Project title: Genetic and environmental mediators of manna quality.
Plants provide a variety of resources to the organisms that feed on them. This includes flowers, fruit, leaves, nectar and even bark. Unsurprisingly, there is considerable variation between individuals trees in the quality of these resources. Such variation is often underpinned by genetics, and such genetic variation in plant traits can have substantial and wide reaching effects not only for the foraging organisms themselves but also for community structure and function. Manna, the sugary sap exuded by some Eucalypt trees, is one such resource, providing a valuable resource to a wide range of organisms from insects, to birds, to mammals. In Tasmania, it is provides a crucial resource for one of our endemic species, the forty spotted pardalote, making up to 80% of the food provisioned to offspring. Indeed, the pardalote has special adaptation designed to extract manna from the stems of white gum trees. Previous research has shown that there is substantial variation between individual trees in the composition of manna and that pardalotes have a preference for manna with a high concentration of ‘good’ sugars. Despite this, we do not yet know what mediates the Manna quality. For my honours, I will utilise a sophisticated breeding design that mixes white gums from multiple provenances planted across a range of environmental conditions (wet and dry sites) to unpick the relative role of genes and the environment in mediating manna quality.
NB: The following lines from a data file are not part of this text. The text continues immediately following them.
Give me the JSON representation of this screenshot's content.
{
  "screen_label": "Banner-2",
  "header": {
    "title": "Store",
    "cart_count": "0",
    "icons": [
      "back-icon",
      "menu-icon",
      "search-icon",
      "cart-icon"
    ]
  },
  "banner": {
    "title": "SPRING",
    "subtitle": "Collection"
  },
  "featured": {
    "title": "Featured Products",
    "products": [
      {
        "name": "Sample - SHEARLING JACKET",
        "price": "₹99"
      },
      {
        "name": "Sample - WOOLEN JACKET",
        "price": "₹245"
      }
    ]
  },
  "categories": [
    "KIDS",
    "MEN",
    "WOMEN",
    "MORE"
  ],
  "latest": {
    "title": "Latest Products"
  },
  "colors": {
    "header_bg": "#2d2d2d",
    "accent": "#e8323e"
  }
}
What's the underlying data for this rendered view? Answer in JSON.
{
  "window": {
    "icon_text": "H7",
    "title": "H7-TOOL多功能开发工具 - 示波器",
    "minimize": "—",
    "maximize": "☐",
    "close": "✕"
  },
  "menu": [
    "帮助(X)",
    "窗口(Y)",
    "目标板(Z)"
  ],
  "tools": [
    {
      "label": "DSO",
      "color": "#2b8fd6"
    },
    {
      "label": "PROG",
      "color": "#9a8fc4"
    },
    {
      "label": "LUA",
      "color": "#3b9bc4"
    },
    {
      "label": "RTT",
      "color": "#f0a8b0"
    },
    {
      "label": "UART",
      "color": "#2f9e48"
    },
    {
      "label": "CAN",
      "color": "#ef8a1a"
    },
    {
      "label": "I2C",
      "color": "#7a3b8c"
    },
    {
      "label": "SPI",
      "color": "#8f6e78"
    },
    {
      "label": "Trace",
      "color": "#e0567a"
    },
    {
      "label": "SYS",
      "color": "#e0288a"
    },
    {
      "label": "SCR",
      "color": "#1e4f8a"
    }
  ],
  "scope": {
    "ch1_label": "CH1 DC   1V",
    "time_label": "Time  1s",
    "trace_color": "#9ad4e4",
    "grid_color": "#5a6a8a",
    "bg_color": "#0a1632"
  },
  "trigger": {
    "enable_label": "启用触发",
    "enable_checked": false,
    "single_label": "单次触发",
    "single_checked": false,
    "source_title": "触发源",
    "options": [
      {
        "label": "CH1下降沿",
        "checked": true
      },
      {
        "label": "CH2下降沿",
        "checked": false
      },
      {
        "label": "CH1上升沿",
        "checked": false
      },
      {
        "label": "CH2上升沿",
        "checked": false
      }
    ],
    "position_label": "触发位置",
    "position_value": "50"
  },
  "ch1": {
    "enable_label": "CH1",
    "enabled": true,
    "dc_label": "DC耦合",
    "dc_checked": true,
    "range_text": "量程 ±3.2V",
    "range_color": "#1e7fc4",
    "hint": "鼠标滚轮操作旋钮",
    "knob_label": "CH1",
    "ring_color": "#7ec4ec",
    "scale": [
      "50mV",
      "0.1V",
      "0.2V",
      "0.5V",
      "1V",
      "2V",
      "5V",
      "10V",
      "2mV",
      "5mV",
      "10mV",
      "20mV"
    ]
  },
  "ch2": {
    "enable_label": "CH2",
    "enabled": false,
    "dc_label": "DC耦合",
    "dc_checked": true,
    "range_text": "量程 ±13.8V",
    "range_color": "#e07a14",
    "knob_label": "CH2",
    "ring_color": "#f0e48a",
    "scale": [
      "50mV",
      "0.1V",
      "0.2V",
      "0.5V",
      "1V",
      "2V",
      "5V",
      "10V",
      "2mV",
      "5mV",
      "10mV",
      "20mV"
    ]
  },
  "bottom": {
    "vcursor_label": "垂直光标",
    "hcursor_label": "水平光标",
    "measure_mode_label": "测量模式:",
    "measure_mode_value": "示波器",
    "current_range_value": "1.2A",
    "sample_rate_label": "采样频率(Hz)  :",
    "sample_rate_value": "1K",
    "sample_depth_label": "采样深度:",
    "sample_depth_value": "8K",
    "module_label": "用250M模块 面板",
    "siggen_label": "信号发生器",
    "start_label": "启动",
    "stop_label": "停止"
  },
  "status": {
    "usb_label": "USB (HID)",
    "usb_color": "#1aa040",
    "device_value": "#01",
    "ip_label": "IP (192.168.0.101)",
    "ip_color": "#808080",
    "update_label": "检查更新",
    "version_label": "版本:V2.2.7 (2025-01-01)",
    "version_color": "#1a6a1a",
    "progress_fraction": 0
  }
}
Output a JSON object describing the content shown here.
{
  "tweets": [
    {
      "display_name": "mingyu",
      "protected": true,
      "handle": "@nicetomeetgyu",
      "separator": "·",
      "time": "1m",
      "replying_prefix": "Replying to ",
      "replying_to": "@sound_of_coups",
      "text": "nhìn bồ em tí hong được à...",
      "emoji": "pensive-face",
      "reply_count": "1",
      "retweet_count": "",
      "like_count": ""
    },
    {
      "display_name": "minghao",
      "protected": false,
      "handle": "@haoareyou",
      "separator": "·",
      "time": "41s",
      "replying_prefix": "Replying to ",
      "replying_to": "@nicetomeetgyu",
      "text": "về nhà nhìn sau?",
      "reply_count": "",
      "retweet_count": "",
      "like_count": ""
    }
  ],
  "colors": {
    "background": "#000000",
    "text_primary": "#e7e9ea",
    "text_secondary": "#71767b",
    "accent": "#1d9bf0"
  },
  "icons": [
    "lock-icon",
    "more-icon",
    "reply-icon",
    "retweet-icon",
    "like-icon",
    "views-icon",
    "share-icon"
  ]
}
I will then compare this to variation in manna quality across the forty spotted pardalotes range . This information has the potential to provide crucial information that may be useful in the ongoing management of this endangered bird.